Step 1: The Sketch
You can use whatever CAD software you want so long as it supports saving as a .DXF file. I used Graphite and it worked splendidly. It was my first time using it and I had my doubts at first, but I love it now :)
The dragonfly sketch is saved below. Feel free to do whatever you want with it!
You will notice that the entire dragonfly is at the top of the image and then halfway down it mirrors (kinda) so that the dragonfly can fold the belly underneath the top half so as to have a real 3D model.
Two corrections (possibly 3):
the legs don't quite work as drawn (the are directly flush with the wings and two short to reach the ground)
the bottom of the head doesn't quite line up with the body. I would make the body side flaps thinner to avoid this.
the tail is too long. I knew this going into the drawing since I was confined to a certain amount of space.
If you have any questions, post them either by messaging or in the comments below.
Step 2: Laser Cutting
The drawings were cut at FedTech. Thank you FedTech! There is not much to say about this step except that I had to punch out the little hexagons that were a little stuck in the wings (they had been cut but didnt fall out).
Step 3: Fold It Up!
Carefully and forcefully bend each tab along the perforation (the dashed cut-outs). Using a couple of needlenose pliers or a regular pliers along with some assistance of a table clamp will be integral. Try and make them all 90 degree folds. The tiny folds between the tail segments were particularly difficult. Just try to fold the shape as accurately as you can.
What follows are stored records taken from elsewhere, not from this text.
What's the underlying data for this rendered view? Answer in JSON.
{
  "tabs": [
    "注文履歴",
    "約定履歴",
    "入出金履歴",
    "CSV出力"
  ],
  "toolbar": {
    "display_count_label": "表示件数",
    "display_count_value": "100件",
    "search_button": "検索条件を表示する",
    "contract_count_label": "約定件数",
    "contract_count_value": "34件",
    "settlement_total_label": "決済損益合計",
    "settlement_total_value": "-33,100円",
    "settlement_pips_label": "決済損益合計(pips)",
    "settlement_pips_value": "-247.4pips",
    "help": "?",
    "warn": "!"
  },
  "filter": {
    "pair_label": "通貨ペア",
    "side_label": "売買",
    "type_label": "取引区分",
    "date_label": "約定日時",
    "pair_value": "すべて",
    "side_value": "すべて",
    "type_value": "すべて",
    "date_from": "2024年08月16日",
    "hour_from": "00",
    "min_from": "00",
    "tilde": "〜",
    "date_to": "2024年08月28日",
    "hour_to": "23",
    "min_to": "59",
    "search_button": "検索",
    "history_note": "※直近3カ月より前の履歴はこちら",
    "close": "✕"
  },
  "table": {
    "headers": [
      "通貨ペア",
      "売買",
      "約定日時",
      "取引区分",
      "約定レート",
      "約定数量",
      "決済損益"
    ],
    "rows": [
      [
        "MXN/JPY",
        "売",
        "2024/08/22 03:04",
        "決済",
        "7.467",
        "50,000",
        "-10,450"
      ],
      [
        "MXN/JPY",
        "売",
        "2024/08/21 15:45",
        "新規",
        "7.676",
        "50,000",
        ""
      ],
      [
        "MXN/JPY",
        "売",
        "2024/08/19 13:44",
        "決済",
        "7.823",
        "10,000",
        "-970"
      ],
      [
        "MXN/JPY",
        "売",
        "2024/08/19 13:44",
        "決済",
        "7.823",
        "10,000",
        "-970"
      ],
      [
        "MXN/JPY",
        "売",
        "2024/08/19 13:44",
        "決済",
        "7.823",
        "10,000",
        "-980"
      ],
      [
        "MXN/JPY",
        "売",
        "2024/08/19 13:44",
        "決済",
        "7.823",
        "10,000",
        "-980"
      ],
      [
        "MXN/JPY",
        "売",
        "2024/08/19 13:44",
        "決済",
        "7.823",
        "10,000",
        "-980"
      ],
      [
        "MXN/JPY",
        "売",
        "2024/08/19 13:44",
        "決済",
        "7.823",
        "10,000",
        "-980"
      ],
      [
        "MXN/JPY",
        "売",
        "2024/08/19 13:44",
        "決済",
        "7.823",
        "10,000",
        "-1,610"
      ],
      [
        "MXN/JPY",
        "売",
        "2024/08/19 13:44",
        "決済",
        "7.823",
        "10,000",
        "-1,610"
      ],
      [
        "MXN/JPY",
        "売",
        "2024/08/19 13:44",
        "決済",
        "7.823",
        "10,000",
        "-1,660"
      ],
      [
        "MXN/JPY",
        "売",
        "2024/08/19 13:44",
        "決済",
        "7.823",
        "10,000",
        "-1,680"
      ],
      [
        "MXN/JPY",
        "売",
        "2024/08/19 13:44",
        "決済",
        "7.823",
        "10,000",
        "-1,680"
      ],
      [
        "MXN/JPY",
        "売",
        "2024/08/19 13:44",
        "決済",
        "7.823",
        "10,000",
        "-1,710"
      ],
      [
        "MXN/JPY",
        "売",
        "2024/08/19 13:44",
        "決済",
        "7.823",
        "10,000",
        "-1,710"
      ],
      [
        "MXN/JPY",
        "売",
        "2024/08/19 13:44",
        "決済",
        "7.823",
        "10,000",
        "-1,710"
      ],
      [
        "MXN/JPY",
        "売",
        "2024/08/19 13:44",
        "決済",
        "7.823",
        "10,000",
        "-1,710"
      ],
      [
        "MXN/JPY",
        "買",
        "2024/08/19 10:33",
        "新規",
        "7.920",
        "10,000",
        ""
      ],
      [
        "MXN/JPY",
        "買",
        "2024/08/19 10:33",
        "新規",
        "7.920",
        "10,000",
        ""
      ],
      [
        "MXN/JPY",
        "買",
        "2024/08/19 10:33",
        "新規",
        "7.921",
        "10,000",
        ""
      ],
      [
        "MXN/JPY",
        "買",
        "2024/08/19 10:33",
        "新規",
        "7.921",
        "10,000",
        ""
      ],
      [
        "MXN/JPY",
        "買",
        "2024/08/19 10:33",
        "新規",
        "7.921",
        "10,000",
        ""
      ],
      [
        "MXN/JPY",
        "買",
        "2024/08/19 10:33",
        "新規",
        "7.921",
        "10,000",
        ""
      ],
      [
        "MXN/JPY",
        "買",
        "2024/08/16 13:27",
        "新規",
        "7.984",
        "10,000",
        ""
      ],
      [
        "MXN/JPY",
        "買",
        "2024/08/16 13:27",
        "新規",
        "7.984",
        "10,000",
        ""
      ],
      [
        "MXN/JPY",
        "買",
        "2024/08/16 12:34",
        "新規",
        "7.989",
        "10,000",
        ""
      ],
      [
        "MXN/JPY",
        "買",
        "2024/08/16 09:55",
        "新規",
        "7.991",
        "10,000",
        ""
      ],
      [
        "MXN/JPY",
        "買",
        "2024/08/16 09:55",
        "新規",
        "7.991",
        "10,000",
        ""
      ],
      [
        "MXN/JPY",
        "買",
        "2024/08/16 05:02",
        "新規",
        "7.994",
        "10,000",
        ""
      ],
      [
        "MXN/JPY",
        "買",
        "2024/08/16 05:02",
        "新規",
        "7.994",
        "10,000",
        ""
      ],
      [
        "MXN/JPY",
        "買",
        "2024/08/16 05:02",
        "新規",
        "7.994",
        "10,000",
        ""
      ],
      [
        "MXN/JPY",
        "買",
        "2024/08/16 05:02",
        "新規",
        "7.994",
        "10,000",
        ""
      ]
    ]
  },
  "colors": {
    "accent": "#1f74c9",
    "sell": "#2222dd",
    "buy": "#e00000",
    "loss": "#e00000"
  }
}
It is important to fold the smaller tabs first (the outermost tabs) and then work your way in (inner perforations) so that you can apply the force in the least awkward manner (AKA not squirming needlenose pliers through a mess of folded metal).
And thats it! Take a look at the images on the introduction step to see the final product! This project does not take too long and can be finished in a couple days. But you will need access to a laser cutter to do this as I did. For an interesting lead, google FABlab. The FABlabs around the world are brilliant places. USE THEM!!!!!! ibles and FABlab seem like a perfect partnership to me.